» **What the task asks**: Within the following material, tally each line that contains the string "kind". Give the tally only.

» **Given entries**:
------------------------------
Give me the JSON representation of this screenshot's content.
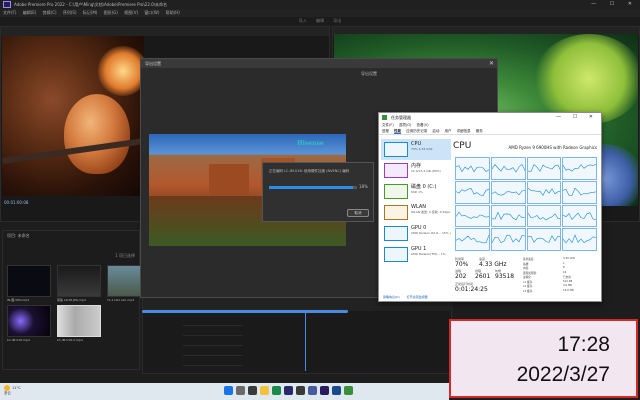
{
  "premiere": {
    "title": "Adobe Premiere Pro 2022 - C:\\用户\\Ming\\文档\\Adobe\\Premiere Pro\\22.0\\未命名",
    "window_buttons": "— ☐ ✕",
    "menu": [
      "文件(F)",
      "编辑(E)",
      "剪辑(C)",
      "序列(S)",
      "标记(M)",
      "图形(G)",
      "视图(V)",
      "窗口(W)",
      "帮助(H)"
    ],
    "workspaces": [
      "导入",
      "编辑",
      "导出"
    ],
    "source_timecode": "00:01:00:08",
    "project_title": "项目: 未命名",
    "item_count": "1 项已选择",
    "thumbs": [
      {
        "label": "IN-图.VEO.mp4"
      },
      {
        "label": "蒙版 LR-IM.JPG.mp4"
      },
      {
        "label": "YL-1 LR1 sim.mp4"
      },
      {
        "label": "LC-IM-V16.mp4"
      },
      {
        "label": "LC-IM-V16-2.mp4"
      }
    ]
  },
  "export_dialog": {
    "title": "导出设置",
    "close": "✕",
    "image_logo": "Hisense",
    "right_header": "导出设置"
  },
  "encoding": {
    "title": "正在编码 LC-IM-V16: 使用硬件加速 (NVENC) 编码",
    "percent_text": "18%",
    "progress": 0.96,
    "cancel": "取消"
  },
  "taskmgr": {
    "title": "任务管理器",
    "window_buttons": "— ☐ ✕",
    "menu": [
      "文件(F)",
      "选项(O)",
      "查看(V)"
    ],
    "tabs": [
      "进程",
      "性能",
      "应用历史记录",
      "启动",
      "用户",
      "详细信息",
      "服务"
    ],
    "active_tab": 1,
    "side": [
      {
        "name": "CPU",
        "sub": "70%  4.33 GHz",
        "kind": "cpu"
      },
      {
        "name": "内存",
        "sub": "12.0/15.2 GB (80%)",
        "kind": "mem"
      },
      {
        "name": "磁盘 0 (C:)",
        "sub": "SSD\n1%",
        "kind": "disk"
      },
      {
        "name": "WLAN",
        "sub": "WLAN\n发送: 0 接收: 0 Kbps",
        "kind": "wlan"
      },
      {
        "name": "GPU 0",
        "sub": "AMD Radeon RX 6...\n15% (75 °C)",
        "kind": "gpu"
      },
      {
        "name": "GPU 1",
        "sub": "AMD Radeon(TM)...\n1%",
        "kind": "gpu"
      }
    ],
    "cpu_header": "CPU",
    "cpu_name": "AMD Ryzen 9 6900HS with Radeon Graphics",
    "stats": {
      "util_label": "利用率",
      "util": "70%",
      "speed_label": "速度",
      "speed": "4.33 GHz",
      "proc_label": "进程",
      "proc": "202",
      "threads_label": "线程",
      "threads": "2601",
      "handles_label": "句柄",
      "handles": "93518",
      "uptime_label": "正常运行时间",
      "uptime": "0:01:24:25"
    },
    "specs": [
      [
        "基准速度:",
        "3.30 GHz"
      ],
      [
        "插槽:",
        "1"
      ],
      [
        "内核:",
        "8"
      ],
      [
        "逻辑处理器:",
        "16"
      ],
      [
        "虚拟化:",
        "已启用"
      ],
      [
        "L1 缓存:",
        "512 KB"
      ],
      [
        "L2 缓存:",
        "4.0 MB"
      ],
      [
        "L3 缓存:",
        "16.0 MB"
      ]
    ],
    "footer_less": "简略信息(D)",
    "footer_monitor": "打开资源监视器"
  },
  "clock": {
    "time": "17:28",
    "date": "2022/3/27"
  },
  "taskbar": {
    "temp": "11°C",
    "weather": "多云"
  },
  "colors": {
    "accent": "#2d8ceb",
    "highlight_border": "#d62828"
  }
}
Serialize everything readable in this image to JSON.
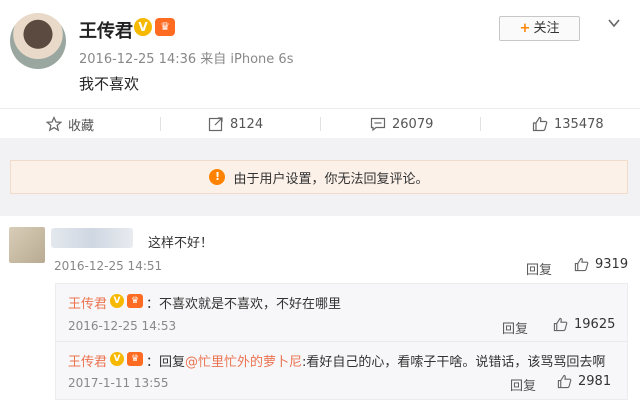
{
  "post": {
    "author": "王传君",
    "vip_badge": "V",
    "member_badge": "♛",
    "meta": "2016-12-25 14:36 来自 iPhone 6s",
    "content": "我不喜欢",
    "follow_label": "关注",
    "follow_plus": "+"
  },
  "actions": {
    "favorite_label": "收藏",
    "forward_count": "8124",
    "comment_count": "26079",
    "like_count": "135478"
  },
  "notice": {
    "text": "由于用户设置，你无法回复评论。",
    "icon": "!"
  },
  "comment": {
    "text": "这样不好！",
    "time": "2016-12-25 14:51",
    "reply_label": "回复",
    "likes": "9319"
  },
  "replies": [
    {
      "author": "王传君",
      "text": "：不喜欢就是不喜欢，不好在哪里",
      "time": "2016-12-25 14:53",
      "reply_label": "回复",
      "likes": "19625"
    },
    {
      "author": "王传君",
      "prefix": "：回复",
      "mention": "@忙里忙外的萝卜尼",
      "text": ":看好自己的心，看嗦子干啥。说错话，该骂骂回去啊",
      "time": "2017-1-11 13:55",
      "reply_label": "回复",
      "likes": "2981"
    }
  ],
  "colors": {
    "accent": "#eb7350",
    "follow_plus": "#ff8200",
    "notice_bg": "#fbf1e8"
  }
}
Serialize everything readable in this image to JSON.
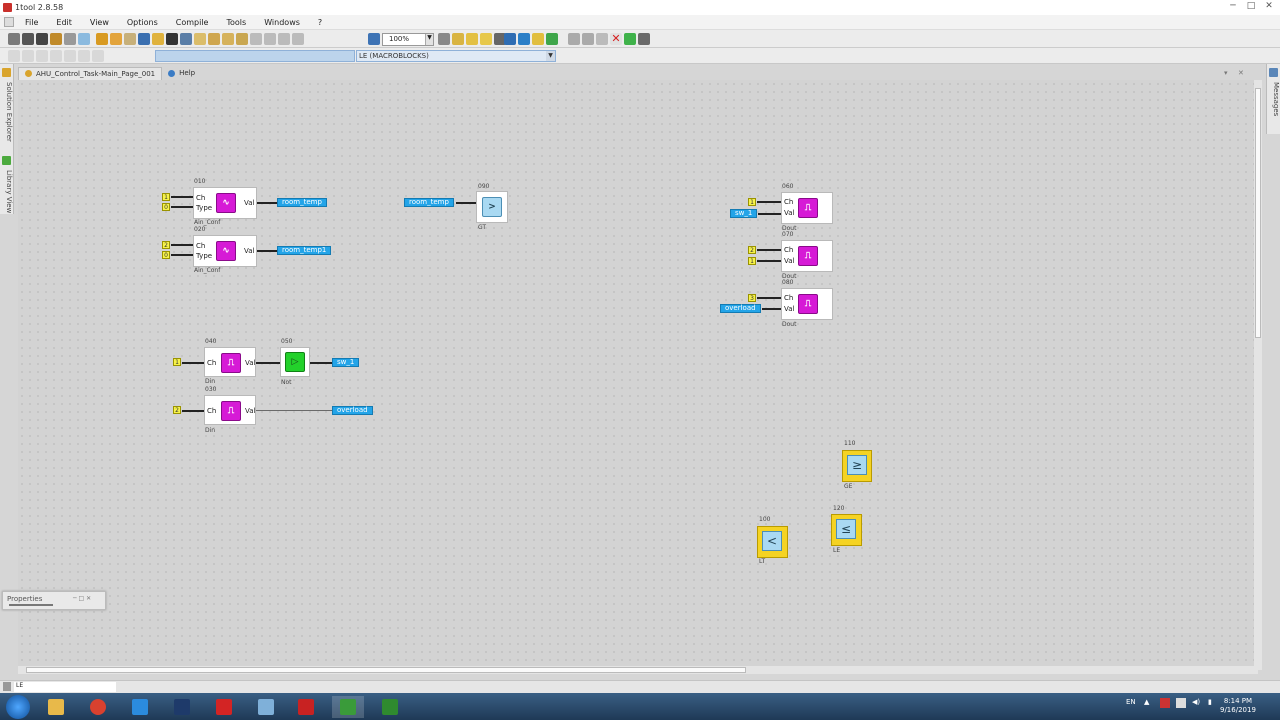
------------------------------
» **Exercise result**: 6